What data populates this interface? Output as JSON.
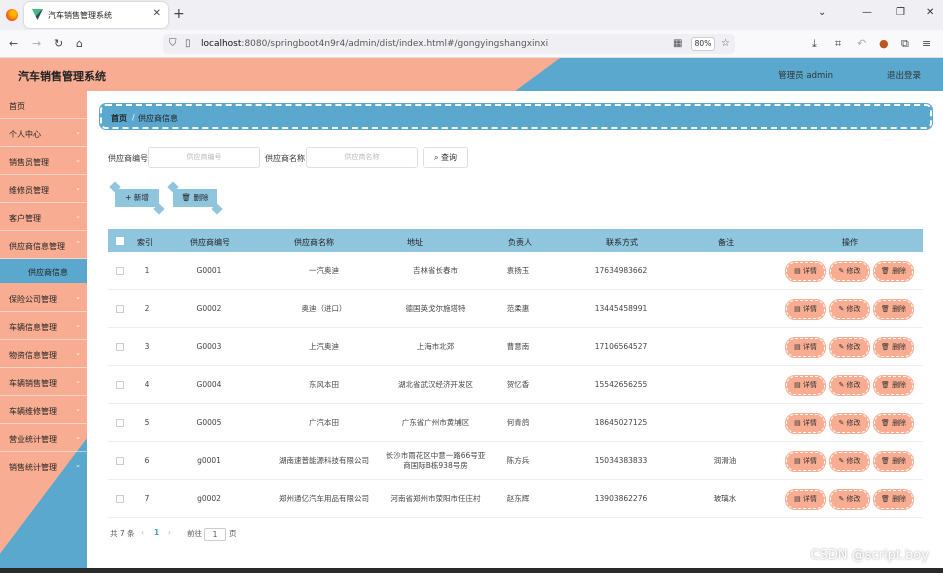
{
  "browser": {
    "tab_title": "汽车销售管理系统",
    "url_host": "localhost",
    "url_rest": ":8080/springboot4n9r4/admin/dist/index.html#/gongyingshangxinxi",
    "zoom": "80%"
  },
  "header": {
    "title": "汽车销售管理系统",
    "admin_label": "管理员 admin",
    "logout_label": "退出登录"
  },
  "sidebar": {
    "items": [
      {
        "label": "首页"
      },
      {
        "label": "个人中心"
      },
      {
        "label": "销售员管理"
      },
      {
        "label": "维修员管理"
      },
      {
        "label": "客户管理"
      },
      {
        "label": "供应商信息管理"
      },
      {
        "label": "供应商信息"
      },
      {
        "label": "保险公司管理"
      },
      {
        "label": "车辆信息管理"
      },
      {
        "label": "物资信息管理"
      },
      {
        "label": "车辆销售管理"
      },
      {
        "label": "车辆维修管理"
      },
      {
        "label": "营业统计管理"
      },
      {
        "label": "销售统计管理"
      }
    ]
  },
  "breadcrumb": {
    "home": "首页",
    "separator": "/",
    "current": "供应商信息"
  },
  "search": {
    "code_label": "供应商编号",
    "code_placeholder": "供应商编号",
    "name_label": "供应商名称",
    "name_placeholder": "供应商名称",
    "button": "查询"
  },
  "actions": {
    "add": "新增",
    "delete": "删除"
  },
  "table": {
    "headers": [
      "索引",
      "供应商编号",
      "供应商名称",
      "地址",
      "负责人",
      "联系方式",
      "备注",
      "操作"
    ],
    "rows": [
      {
        "index": "1",
        "code": "G0001",
        "name": "一汽奥迪",
        "address": "吉林省长春市",
        "owner": "袁扬玉",
        "phone": "17634983662",
        "note": ""
      },
      {
        "index": "2",
        "code": "G0002",
        "name": "奥迪（进口）",
        "address": "德国英戈尔施塔特",
        "owner": "范柔惠",
        "phone": "13445458991",
        "note": ""
      },
      {
        "index": "3",
        "code": "G0003",
        "name": "上汽奥迪",
        "address": "上海市北郊",
        "owner": "曹意南",
        "phone": "17106564527",
        "note": ""
      },
      {
        "index": "4",
        "code": "G0004",
        "name": "东风本田",
        "address": "湖北省武汉经济开发区",
        "owner": "贺忆香",
        "phone": "15542656255",
        "note": ""
      },
      {
        "index": "5",
        "code": "G0005",
        "name": "广汽本田",
        "address": "广东省广州市黄埔区",
        "owner": "何青鸽",
        "phone": "18645027125",
        "note": ""
      },
      {
        "index": "6",
        "code": "g0001",
        "name": "湖南速普能源科技有限公司",
        "address_line1": "长沙市雨花区中意一路66号亚",
        "address_line2": "商国际B栋938号房",
        "owner": "陈方兵",
        "phone": "15034383833",
        "note": "润滑油"
      },
      {
        "index": "7",
        "code": "g0002",
        "name": "郑州通亿汽车用品有限公司",
        "address": "河南省郑州市荥阳市任庄村",
        "owner": "赵东辉",
        "phone": "13903862276",
        "note": "玻璃水"
      }
    ],
    "op_detail": "详情",
    "op_edit": "修改",
    "op_delete": "删除"
  },
  "pager": {
    "total": "共 7 条",
    "prev": "‹",
    "page": "1",
    "next": "›",
    "goto_label": "前往",
    "goto_value": "1",
    "page_suffix": "页"
  },
  "watermark": "CSDN @script.boy"
}
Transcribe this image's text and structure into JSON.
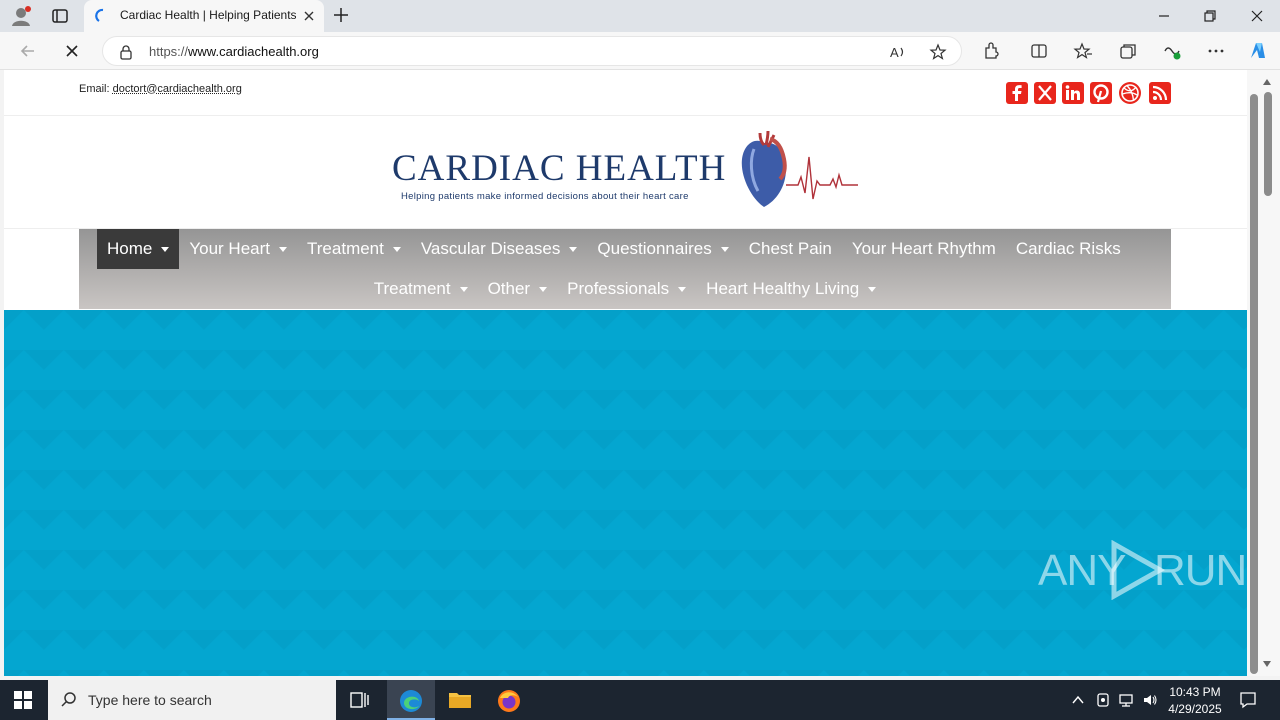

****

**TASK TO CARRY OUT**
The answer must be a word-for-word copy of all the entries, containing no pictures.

**RESULT**
What data populates this interface? Output as JSON.
{
  "browser": {
    "tab_title": "汽车销售管理系统",
    "url_host": "localhost",
    "url_rest": ":8080/springboot4n9r4/admin/dist/index.html#/gongyingshangxinxi",
    "zoom": "80%"
  },
  "header": {
    "title": "汽车销售管理系统",
    "admin_label": "管理员 admin",
    "logout_label": "退出登录"
  },
  "sidebar": {
    "items": [
      {
        "label": "首页"
      },
      {
        "label": "个人中心"
      },
      {
        "label": "销售员管理"
      },
      {
        "label": "维修员管理"
      },
      {
        "label": "客户管理"
      },
      {
        "label": "供应商信息管理"
      },
      {
        "label": "供应商信息"
      },
      {
        "label": "保险公司管理"
      },
      {
        "label": "车辆信息管理"
      },
      {
        "label": "物资信息管理"
      },
      {
        "label": "车辆销售管理"
      },
      {
        "label": "车辆维修管理"
      },
      {
        "label": "营业统计管理"
      },
      {
        "label": "销售统计管理"
      }
    ]
  },
  "breadcrumb": {
    "home": "首页",
    "separator": "/",
    "current": "供应商信息"
  },
  "search": {
    "code_label": "供应商编号",
    "code_placeholder": "供应商编号",
    "name_label": "供应商名称",
    "name_placeholder": "供应商名称",
    "button": "查询"
  },
  "actions": {
    "add": "新增",
    "delete": "删除"
  },
  "table": {
    "headers": [
      "索引",
      "供应商编号",
      "供应商名称",
      "地址",
      "负责人",
      "联系方式",
      "备注",
      "操作"
    ],
    "rows": [
      {
        "index": "1",
        "code": "G0001",
        "name": "一汽奥迪",
        "address": "吉林省长春市",
        "owner": "袁扬玉",
        "phone": "17634983662",
        "note": ""
      },
      {
        "index": "2",
        "code": "G0002",
        "name": "奥迪（进口）",
        "address": "德国英戈尔施塔特",
        "owner": "范柔惠",
        "phone": "13445458991",
        "note": ""
      },
      {
        "index": "3",
        "code": "G0003",
        "name": "上汽奥迪",
        "address": "上海市北郊",
        "owner": "曹意南",
        "phone": "17106564527",
        "note": ""
      },
      {
        "index": "4",
        "code": "G0004",
        "name": "东风本田",
        "address": "湖北省武汉经济开发区",
        "owner": "贺忆香",
        "phone": "15542656255",
        "note": ""
      },
      {
        "index": "5",
        "code": "G0005",
        "name": "广汽本田",
        "address": "广东省广州市黄埔区",
        "owner": "何青鸽",
        "phone": "18645027125",
        "note": ""
      },
      {
        "index": "6",
        "code": "g0001",
        "name": "湖南速普能源科技有限公司",
        "address_line1": "长沙市雨花区中意一路66号亚",
        "address_line2": "商国际B栋938号房",
        "owner": "陈方兵",
        "phone": "15034383833",
        "note": "润滑油"
      },
      {
        "index": "7",
        "code": "g0002",
        "name": "郑州通亿汽车用品有限公司",
        "address": "河南省郑州市荥阳市任庄村",
        "owner": "赵东辉",
        "phone": "13903862276",
        "note": "玻璃水"
      }
    ],
    "op_detail": "详情",
    "op_edit": "修改",
    "op_delete": "删除"
  },
  "pager": {
    "total": "共 7 条",
    "prev": "‹",
    "page": "1",
    "next": "›",
    "goto_label": "前往",
    "goto_value": "1",
    "page_suffix": "页"
  },
  "watermark": "CSDN @script.boy"
}
Transcribe this image's text and structure into JSON.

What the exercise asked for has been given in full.